▶ [Work request]:
Repeat all of the records verbatim.

▶ [Study material]:
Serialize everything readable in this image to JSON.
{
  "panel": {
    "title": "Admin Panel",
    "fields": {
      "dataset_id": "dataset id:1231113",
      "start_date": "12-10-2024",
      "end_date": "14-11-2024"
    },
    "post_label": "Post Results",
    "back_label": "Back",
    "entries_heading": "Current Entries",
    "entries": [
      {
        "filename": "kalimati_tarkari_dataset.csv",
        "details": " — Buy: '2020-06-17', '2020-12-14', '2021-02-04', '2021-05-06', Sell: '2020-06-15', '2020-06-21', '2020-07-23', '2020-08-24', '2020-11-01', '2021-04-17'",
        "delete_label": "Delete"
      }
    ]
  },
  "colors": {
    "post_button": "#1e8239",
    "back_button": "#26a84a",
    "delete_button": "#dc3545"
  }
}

▶ [Finished task]:
Serialize everything readable in this image to JSON.
{
  "panel": {
    "title": "Admin Panel",
    "fields": {
      "dataset_id": "dataset id:1231113",
      "start_date": "12-10-2024",
      "end_date": "14-11-2024"
    },
    "post_label": "Post Results",
    "back_label": "Back",
    "entries_heading": "Current Entries",
    "entries": [
      {
        "filename": "kalimati_tarkari_dataset.csv",
        "details": " — Buy: '2020-06-17', '2020-12-14', '2021-02-04', '2021-05-06', Sell: '2020-06-15', '2020-06-21', '2020-07-23', '2020-08-24', '2020-11-01', '2021-04-17'",
        "delete_label": "Delete"
      }
    ]
  },
  "colors": {
    "post_button": "#1e8239",
    "back_button": "#26a84a",
    "delete_button": "#dc3545"
  }
}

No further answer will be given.